== WHAT YOU WILL DO ==
Restate the whole of the data verbatim, omitting nothing.

[Website and app data records]
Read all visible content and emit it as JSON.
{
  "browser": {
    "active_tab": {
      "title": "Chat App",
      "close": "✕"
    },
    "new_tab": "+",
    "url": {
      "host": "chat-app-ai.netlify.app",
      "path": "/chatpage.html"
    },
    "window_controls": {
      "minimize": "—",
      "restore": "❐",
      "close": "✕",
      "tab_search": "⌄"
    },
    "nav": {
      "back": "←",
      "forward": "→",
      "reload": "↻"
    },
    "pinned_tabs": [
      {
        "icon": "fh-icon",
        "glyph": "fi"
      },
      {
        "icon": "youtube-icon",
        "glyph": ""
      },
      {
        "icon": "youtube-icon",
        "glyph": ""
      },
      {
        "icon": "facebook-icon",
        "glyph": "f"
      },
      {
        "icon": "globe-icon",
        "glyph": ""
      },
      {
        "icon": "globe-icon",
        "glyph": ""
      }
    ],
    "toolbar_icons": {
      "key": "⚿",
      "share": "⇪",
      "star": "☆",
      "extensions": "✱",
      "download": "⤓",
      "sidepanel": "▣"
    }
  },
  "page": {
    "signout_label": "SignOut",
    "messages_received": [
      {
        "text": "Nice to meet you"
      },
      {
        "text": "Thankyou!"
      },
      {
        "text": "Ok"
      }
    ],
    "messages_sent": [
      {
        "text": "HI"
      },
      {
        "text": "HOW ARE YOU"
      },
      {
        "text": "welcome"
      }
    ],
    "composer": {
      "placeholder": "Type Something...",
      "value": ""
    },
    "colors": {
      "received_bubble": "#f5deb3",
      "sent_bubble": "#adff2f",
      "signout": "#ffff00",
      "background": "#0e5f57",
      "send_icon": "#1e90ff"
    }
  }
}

== THE COMPLETED TASK ==
Read all visible content and emit it as JSON.
{
  "browser": {
    "active_tab": {
      "title": "Chat App",
      "close": "✕"
    },
    "new_tab": "+",
    "url": {
      "host": "chat-app-ai.netlify.app",
      "path": "/chatpage.html"
    },
    "window_controls": {
      "minimize": "—",
      "restore": "❐",
      "close": "✕",
      "tab_search": "⌄"
    },
    "nav": {
      "back": "←",
      "forward": "→",
      "reload": "↻"
    },
    "pinned_tabs": [
      {
        "icon": "fh-icon",
        "glyph": "fi"
      },
      {
        "icon": "youtube-icon",
        "glyph": ""
      },
      {
        "icon": "youtube-icon",
        "glyph": ""
      },
      {
        "icon": "facebook-icon",
        "glyph": "f"
      },
      {
        "icon": "globe-icon",
        "glyph": ""
      },
      {
        "icon": "globe-icon",
        "glyph": ""
      }
    ],
    "toolbar_icons": {
      "key": "⚿",
      "share": "⇪",
      "star": "☆",
      "extensions": "✱",
      "download": "⤓",
      "sidepanel": "▣"
    }
  },
  "page": {
    "signout_label": "SignOut",
    "messages_received": [
      {
        "text": "Nice to meet you"
      },
      {
        "text": "Thankyou!"
      },
      {
        "text": "Ok"
      }
    ],
    "messages_sent": [
      {
        "text": "HI"
      },
      {
        "text": "HOW ARE YOU"
      },
      {
        "text": "welcome"
      }
    ],
    "composer": {
      "placeholder": "Type Something...",
      "value": ""
    },
    "colors": {
      "received_bubble": "#f5deb3",
      "sent_bubble": "#adff2f",
      "signout": "#ffff00",
      "background": "#0e5f57",
      "send_icon": "#1e90ff"
    }
  }
}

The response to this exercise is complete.